I am sure that most people would be shocked to hear that the stock market is off to its best start in 13 years. Through the first seven trading days of the year the Dow Jones Industrial Average is up nearly three percent, the S&P 500 is up 3.6 percent, and the NASDAQ is up a whopping 5.3 percent year to date. I suspect most people would be surprised to hear this. They would probably wonder how the stock market can do so well with all the issues we are facing such as the government shut-down, ongoing trade issues with China and continuing issues with Brexit. The answer is quite simple and that is that markets have a mind of their own and sometimes when it comes to markets good news is bad news and bad news is good news.
I have said this for years, it is impossible to predict short-term gyrations in the market. Markets are irrational over the short run and sometimes they don’t make any sense. That is why I constantly try to educate investors about making long-term financial decisions based upon short-term movements in the market, whether up or down.

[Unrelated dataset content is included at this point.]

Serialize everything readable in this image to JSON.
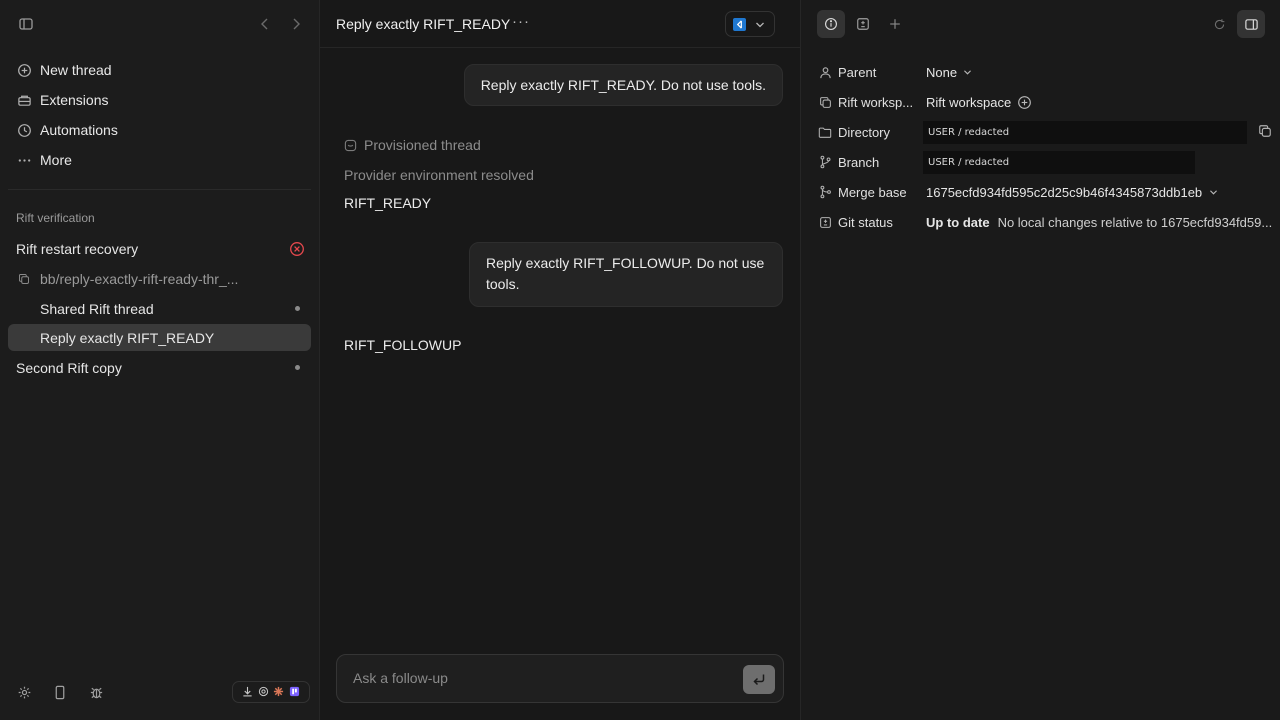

It is important that when you get involved with investments you decide whether you’re an investor or a trader. An investor, who most of us should be, is one that takes the long-term approach to the market. A successful investor builds diversified and balanced portfolios to survive any type of market. A smart investor is one who understands volatility in the market and is one who does not let short-term gyrations dictate their investments. On the other hand, traders are not looking long term with their investments but are looking for short-term movements that they can capitalize on. Traditionally, traders are willing to take greater risks for substantial rewards. Of course, traders that take substantial risks also have to accept the fact that their losses can also be substantial. The way I look at it, traders are equivalent to gamblers in the fact that their focus is short-term. Typically, when a trader buys an investment he may only be in that investment for a few days or for a few weeks. On the other hand, when an investor buys an investment they are not looking a few weeks down the road but rather, years and years down the road.
Someone who is a trader is much more active in the market and constantly has to be watching their investments not weekly, monthly or quarterly, but hourly. After all, traders are looking for those short-term opportunities that they can capitalize on. The reality of the situation is that most of us are not going to watch our investments all the time, and that is why when amateurs try to be traders, the great majority of the time they lose.

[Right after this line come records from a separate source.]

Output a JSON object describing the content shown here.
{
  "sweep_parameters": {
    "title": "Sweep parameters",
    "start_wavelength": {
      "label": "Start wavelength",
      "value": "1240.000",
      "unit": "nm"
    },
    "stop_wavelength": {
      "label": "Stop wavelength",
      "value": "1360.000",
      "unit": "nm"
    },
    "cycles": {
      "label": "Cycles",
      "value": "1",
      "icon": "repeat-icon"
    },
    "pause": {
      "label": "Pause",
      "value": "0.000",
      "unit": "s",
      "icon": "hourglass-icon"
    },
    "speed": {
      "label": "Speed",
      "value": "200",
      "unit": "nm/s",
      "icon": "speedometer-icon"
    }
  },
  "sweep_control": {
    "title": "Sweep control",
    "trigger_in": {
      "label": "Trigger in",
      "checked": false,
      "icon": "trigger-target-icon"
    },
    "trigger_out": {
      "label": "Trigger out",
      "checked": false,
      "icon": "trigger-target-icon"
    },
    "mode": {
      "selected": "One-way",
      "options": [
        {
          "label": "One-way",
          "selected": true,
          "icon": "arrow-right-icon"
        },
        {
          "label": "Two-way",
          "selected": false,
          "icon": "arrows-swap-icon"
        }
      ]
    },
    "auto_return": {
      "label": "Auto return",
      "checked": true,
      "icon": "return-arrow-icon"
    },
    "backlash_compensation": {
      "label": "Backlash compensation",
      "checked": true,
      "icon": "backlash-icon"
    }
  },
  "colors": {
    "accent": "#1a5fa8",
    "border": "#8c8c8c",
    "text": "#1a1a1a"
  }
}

As far as I’m concerned, most of us should be investors that take a long-term view of the market. It is important to recognize that the market is not a get-rich-fast scheme. It takes discipline and patience to be successful. Particularly, when markets are volatile either moving up or down, it is important that an investor realizes they don’t have to react to every up and down in the market. Investors with patience and the discipline to take a longer term approach are generally the ones who are going to be more successful.
Does the fact that we are having a good January mean that the rest of the year will be solid; of course not. We have no idea what events will occur that could have a positive or negative effect on markets. That being said, as I’ve always told investors, if you’re looking one year down the road the stock market is not for you. Markets are too volatile and too unpredictable if your goal is one year down the road. However, if you’re looking long term, short-term gyrations in the market are going to be nothing more than a speed bump and not something you have to react to.
I’ve always been a believer that it is impossible to time the market. It would be nice if we could get in the market at its low point and then sell out when it reaches its high. Unfortunately, you and I can’t do that, and no one has been able to do that successfully. However, what makes investors successful is when they have a game plan that is based upon their individual situation and that their focus is on that game plan, as opposed to what’s happening in the market on a day-to-day or a week-to-week basis.
Rick is a fee-only financial advisor. If you would like Rick to respond to your questions, please email Rick at firstname.lastname@example.org.